I’m finishing my first year as a middle school teacher in North Carolina. I started out coaching track and teaching high school students in my hometown.
I’ve also been a paramedic for the past 14 years and teach an emergency medical science course at a local community college.
As a paramedic, I'm trained to help critically ill and injured people, which is one of the reasons why it was difficult to watch the news coverage of George Floyd being killed by a police officer. He was being injured and I couldn’t help.
Emotions were already high around the time of George Floyd’s death, three of our high school students were involved in a motor vehicle accident where two students lost their lives. To watch an officer kneeling on someone's neck—someone crying out for help—on TV was beyond awful, because the killing of George Floyd should never have happened.
It also bothered me that I could not be with my students because of the pandemic.
My thoughts were with my students that had just gotten to a point where they were accepting one another and their differences. Prior to the murder of George Floyd, we had a restorative practice session where we discussed another case of a white officer and a Black victim. There was obvious tension in the classroom, but everyone worked together to get a better understanding of different perspectives.
I joined a protest organized by one of my former students. The protest provided a space for everyone to grieve and it brought our community together.
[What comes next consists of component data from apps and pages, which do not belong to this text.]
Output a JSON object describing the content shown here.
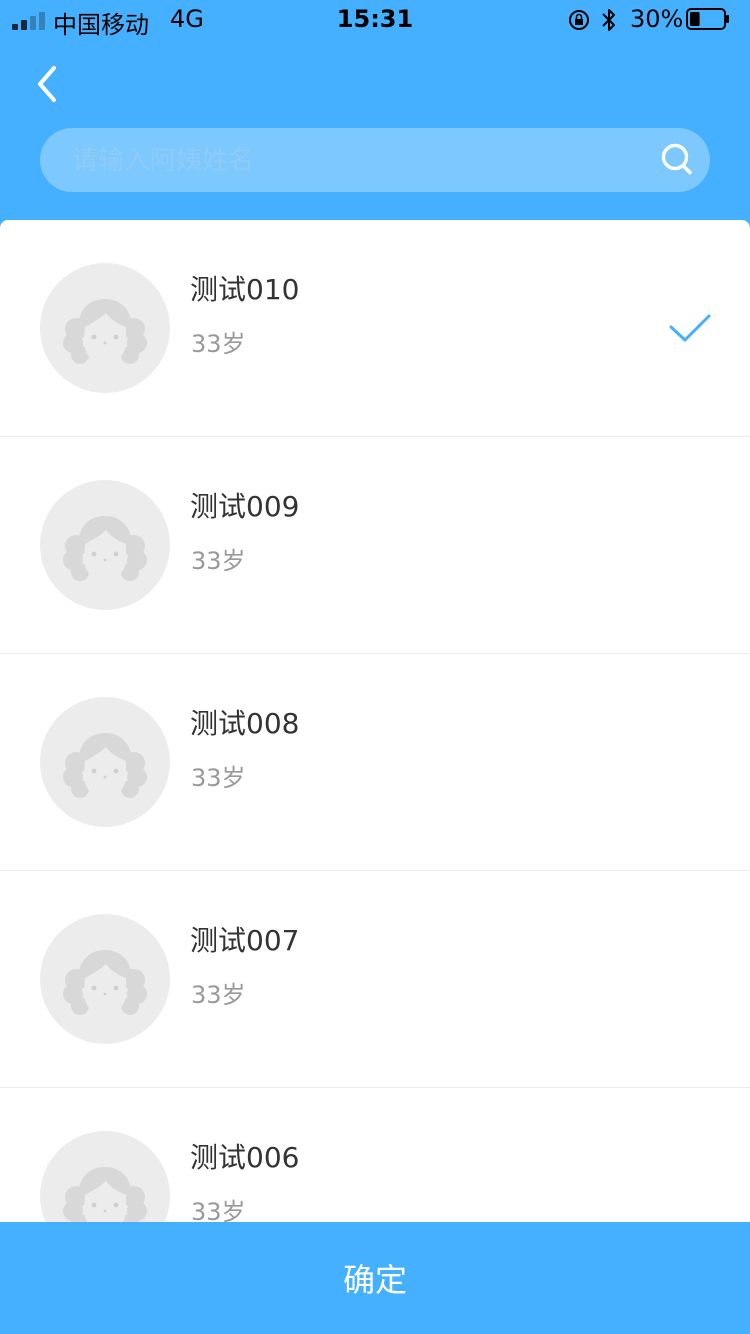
{
  "status_bar": {
    "carrier": "中国移动",
    "network": "4G",
    "time": "15:31",
    "battery_percent": "30%",
    "battery_level": 0.3,
    "signal_bars": 4,
    "signal_bars_filled": 2
  },
  "header": {
    "back_icon": "chevron-left-icon",
    "background_color": "#44b0ff"
  },
  "search": {
    "placeholder": "请输入阿姨姓名",
    "value": "",
    "icon": "search-icon"
  },
  "caregivers": [
    {
      "name": "测试010",
      "age": "33岁",
      "selected": true
    },
    {
      "name": "测试009",
      "age": "33岁",
      "selected": false
    },
    {
      "name": "测试008",
      "age": "33岁",
      "selected": false
    },
    {
      "name": "测试007",
      "age": "33岁",
      "selected": false
    },
    {
      "name": "测试006",
      "age": "33岁",
      "selected": false
    }
  ],
  "footer": {
    "confirm_label": "确定",
    "accent_color": "#44b0ff"
  }
}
The protest provided me with a sense of hope.
Now, what do we do to ensure this doesn’t happen again?
As educators, we must talk about the problems that harm our communities. Many people hide from it because they’re difficult conversations.
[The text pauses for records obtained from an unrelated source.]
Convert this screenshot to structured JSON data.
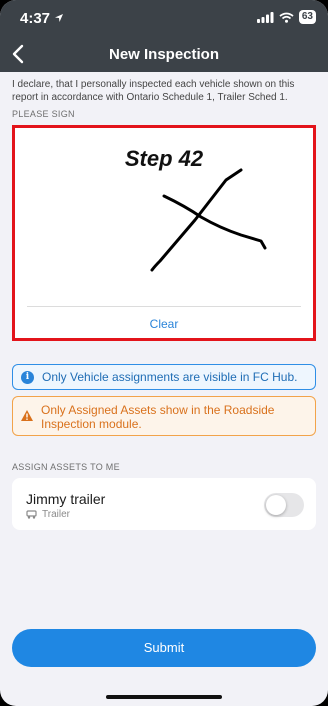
{
  "status_bar": {
    "time": "4:37",
    "battery": "63"
  },
  "header": {
    "title": "New Inspection"
  },
  "declaration": "I declare, that I personally inspected each vehicle shown on this report in accordance with Ontario Schedule 1, Trailer Sched 1.",
  "signature": {
    "section_label": "PLEASE SIGN",
    "annotation": "Step 42",
    "clear_label": "Clear"
  },
  "notices": {
    "info": "Only Vehicle assignments are visible in FC Hub.",
    "warning": "Only Assigned Assets show in the Roadside Inspection module."
  },
  "assets": {
    "section_label": "ASSIGN ASSETS TO ME",
    "items": [
      {
        "name": "Jimmy trailer",
        "type": "Trailer",
        "assigned": false,
        "icon": "trailer-icon"
      }
    ]
  },
  "submit_label": "Submit",
  "colors": {
    "accent": "#1f87e3",
    "header": "#3c4248",
    "highlight": "#e3141b",
    "warning": "#d9711c"
  }
}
This also means we must have conversations with community leaders, policymakers, faith groups, and parents. We must be able to articulate why we're having these conversations in our classrooms and continue to create safe spaces.